*** Opening of PROVIDED INFORMATION ***

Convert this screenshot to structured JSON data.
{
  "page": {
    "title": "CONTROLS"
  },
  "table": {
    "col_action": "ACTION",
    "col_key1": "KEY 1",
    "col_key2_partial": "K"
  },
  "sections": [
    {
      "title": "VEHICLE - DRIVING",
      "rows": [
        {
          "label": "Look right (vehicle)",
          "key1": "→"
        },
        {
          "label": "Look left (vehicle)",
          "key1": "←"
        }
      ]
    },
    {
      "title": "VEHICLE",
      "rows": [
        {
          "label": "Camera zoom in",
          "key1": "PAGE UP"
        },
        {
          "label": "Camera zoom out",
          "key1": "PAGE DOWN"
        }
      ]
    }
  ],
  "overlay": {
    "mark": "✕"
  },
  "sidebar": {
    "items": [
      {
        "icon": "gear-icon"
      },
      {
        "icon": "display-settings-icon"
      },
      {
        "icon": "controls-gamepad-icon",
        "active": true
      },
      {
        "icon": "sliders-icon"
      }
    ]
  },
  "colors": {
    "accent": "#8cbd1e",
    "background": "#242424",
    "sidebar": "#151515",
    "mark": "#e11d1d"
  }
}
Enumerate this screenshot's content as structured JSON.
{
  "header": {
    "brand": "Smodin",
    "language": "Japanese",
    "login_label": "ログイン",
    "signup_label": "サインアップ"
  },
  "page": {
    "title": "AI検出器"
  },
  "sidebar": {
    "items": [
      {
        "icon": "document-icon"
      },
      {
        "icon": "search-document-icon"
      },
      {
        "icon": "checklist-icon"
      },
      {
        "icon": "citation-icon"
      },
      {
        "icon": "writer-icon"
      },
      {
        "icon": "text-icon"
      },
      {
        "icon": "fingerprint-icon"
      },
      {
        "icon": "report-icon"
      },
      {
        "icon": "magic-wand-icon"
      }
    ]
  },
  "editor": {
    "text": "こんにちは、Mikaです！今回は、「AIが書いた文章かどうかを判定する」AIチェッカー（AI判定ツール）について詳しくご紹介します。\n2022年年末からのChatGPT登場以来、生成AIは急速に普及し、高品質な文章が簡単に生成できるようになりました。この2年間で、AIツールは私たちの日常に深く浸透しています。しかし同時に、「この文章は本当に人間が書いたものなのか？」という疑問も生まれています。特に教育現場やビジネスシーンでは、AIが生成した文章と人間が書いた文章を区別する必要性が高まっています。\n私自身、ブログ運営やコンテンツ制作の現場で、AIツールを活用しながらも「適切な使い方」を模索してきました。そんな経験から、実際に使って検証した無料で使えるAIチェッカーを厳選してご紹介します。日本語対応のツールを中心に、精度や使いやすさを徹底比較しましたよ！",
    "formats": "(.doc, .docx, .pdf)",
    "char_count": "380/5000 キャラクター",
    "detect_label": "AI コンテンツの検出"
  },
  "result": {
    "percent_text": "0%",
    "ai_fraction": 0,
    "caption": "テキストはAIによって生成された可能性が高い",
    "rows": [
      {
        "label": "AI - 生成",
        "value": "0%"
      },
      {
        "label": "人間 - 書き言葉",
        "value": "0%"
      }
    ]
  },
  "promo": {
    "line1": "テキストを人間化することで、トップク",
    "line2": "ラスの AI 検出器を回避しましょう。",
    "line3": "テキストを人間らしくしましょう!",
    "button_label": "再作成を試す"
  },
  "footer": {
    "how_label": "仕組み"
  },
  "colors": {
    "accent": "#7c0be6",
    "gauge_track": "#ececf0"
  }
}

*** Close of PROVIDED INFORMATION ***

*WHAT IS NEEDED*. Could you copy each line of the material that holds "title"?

*REPLY TO THE EXERCISE*.
    "title": "CONTROLS"
      "title": "VEHICLE - DRIVING",
      "title": "VEHICLE",
    "title": "AI検出器"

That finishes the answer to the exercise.